Prime Minister Theresa May has suffered a historic parliamentary defeat. MPs have rejected her proposed EU deal with a thumping majority of 230 votes, dealing her a personal humiliation and calling into question her government’s entire Brexit strategy.
Any government would struggle to deliver Brexit given the complexities involved and the bitter divisions the 2016 referendum exposed. However, much of the current chaos is surely of the Prime Minister’s own making. First, she triggered Article 50 before she had agreement in cabinet about the sort of deal she wanted, running down the clock until very little time was left. Second, she called an early general election and managed to lose her majority, relying on the support of the DUP to prop up her government and making a difficult situation worse. Third, she failed to prepare the country politically for the kind of deal she eventually achieved, using bellicose rhetoric from the beginning and doing too little too late to achieve consensus or to manage expectations.
What happens now? Pretty much everyone expected May would lose the vote, but nobody really knows what comes next. It’s unlikely she’ll lose the planned no confidence vote, and she has not indicated her intention to resign. She may go back to the EU to try to negotiate further concessions to sweeten the deal, but that approach seems unlikely to work.
At some point, if it really looks like “no deal” is the most likely prospect, then Tory MPs who want to avoid no deal at any cost will probably decide enough is enough. May is safe from a no confidence motion within her own party for another year, but they could lend their support to Labour in order to topple the government.
Labour leader Jeremy Corbyn wants to see another general election. Britain’s political system is paralysed, and something needs to beat the gridlock. If the parliamentary arithmetic changes, then it might finally be possible to get agreement over what Brexit should look like. However, there is always the possibility that another election delivers yet another hung parliament. In that case, a second referendum might be unavoidable. Another referendum would be toxic and divisive. However, the current situation is also toxic and divisive, so at least a referendum has the benefit of properly defining what Brexit actually means: Theresa May’s deal, no deal, or remain.
There isn’t time for all this, though.
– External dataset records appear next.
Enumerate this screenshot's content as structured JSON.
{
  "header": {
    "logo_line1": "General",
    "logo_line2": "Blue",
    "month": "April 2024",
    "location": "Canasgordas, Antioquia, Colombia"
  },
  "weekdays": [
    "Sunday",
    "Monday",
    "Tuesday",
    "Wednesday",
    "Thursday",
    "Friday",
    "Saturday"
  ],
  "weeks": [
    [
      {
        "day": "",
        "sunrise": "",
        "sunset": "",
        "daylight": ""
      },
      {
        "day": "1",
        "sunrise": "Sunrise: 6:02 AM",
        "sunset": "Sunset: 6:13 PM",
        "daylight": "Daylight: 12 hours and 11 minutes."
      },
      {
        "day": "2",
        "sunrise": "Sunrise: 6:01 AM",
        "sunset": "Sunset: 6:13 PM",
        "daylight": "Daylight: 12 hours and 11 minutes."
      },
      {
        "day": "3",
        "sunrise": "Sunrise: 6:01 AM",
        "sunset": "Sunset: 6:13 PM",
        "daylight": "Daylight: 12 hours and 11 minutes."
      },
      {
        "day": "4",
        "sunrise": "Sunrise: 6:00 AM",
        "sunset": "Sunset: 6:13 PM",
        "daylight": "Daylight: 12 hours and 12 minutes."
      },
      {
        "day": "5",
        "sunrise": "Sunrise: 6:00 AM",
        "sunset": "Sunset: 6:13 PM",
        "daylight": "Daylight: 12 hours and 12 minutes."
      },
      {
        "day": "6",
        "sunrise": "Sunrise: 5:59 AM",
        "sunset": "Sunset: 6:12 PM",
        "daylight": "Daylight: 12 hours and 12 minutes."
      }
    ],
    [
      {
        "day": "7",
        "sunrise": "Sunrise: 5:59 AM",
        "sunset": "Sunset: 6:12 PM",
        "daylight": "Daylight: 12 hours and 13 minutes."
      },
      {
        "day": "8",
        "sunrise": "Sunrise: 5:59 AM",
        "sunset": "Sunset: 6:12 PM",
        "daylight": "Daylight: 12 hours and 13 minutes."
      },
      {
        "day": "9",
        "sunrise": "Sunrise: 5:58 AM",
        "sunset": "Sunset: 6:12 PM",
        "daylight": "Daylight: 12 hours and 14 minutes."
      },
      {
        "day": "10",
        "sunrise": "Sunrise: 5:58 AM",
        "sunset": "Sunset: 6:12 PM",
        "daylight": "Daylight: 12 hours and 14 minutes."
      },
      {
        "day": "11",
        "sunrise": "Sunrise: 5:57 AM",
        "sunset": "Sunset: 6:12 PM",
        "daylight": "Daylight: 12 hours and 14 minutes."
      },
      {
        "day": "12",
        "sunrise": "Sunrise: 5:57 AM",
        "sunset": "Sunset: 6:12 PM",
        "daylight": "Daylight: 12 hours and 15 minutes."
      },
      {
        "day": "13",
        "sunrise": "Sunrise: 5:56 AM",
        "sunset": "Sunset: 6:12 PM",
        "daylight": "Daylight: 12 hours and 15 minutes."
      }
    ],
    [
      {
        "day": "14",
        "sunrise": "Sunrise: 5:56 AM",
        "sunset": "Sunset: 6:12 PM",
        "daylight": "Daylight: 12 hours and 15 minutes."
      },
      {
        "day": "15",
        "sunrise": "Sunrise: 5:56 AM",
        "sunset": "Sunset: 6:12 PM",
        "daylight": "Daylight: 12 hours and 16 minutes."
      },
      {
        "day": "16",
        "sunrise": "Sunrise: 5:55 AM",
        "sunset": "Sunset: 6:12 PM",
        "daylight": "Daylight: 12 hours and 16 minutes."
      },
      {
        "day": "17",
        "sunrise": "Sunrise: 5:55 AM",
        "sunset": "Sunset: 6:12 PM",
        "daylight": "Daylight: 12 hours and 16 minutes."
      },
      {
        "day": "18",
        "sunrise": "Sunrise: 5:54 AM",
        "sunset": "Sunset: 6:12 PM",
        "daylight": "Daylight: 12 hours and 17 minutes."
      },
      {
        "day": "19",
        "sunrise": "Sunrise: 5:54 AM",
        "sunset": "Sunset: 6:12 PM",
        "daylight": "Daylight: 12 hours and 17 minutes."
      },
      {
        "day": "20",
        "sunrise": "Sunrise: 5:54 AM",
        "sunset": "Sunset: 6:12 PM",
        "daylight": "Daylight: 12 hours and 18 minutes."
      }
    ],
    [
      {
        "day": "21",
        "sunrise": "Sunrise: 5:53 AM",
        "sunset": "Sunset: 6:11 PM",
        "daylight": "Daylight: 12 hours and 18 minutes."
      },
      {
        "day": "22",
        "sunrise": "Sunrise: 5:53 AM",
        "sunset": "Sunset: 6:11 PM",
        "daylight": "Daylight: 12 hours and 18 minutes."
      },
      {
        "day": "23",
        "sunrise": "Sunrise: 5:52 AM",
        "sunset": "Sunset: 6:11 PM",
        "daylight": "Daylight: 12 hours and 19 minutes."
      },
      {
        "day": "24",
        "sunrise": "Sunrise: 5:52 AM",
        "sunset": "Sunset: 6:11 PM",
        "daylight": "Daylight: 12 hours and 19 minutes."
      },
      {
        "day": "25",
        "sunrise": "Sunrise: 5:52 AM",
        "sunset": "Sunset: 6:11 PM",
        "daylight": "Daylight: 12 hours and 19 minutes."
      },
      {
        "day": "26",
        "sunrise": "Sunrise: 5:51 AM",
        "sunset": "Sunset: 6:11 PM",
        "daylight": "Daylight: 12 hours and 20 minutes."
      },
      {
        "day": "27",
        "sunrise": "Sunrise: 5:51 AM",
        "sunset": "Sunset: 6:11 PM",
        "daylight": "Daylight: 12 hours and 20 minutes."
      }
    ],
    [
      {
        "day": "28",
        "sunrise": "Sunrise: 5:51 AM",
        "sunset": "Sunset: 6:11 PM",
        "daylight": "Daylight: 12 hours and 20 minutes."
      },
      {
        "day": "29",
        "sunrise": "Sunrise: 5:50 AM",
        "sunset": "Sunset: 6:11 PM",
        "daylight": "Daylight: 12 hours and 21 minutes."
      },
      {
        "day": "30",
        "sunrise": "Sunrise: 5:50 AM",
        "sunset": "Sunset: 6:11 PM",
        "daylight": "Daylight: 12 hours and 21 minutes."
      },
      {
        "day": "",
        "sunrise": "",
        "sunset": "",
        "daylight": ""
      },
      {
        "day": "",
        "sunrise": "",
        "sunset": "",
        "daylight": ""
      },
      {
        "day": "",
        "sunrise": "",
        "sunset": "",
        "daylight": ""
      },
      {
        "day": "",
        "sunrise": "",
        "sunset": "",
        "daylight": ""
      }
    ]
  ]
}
Organising an election or referendum will require either an extension of the Article 50 negotiating period (which requires unanimous agreement from EU Member States) or the unilateral withdrawal of the Article 50 notification (and it’s not clear this is possible from a legal standpoint, despite the recent opinion of the European Court of Justice’s advocate general). If there is no agreement on even delaying Brexit, then it’s “no deal” by default.
What next for Brexit? How scared should Europe be of “no deal”? And could Britain be heading for a second referendum? Let us know your thoughts and comments in the form below and we’ll take them to policymakers and experts for their reactions!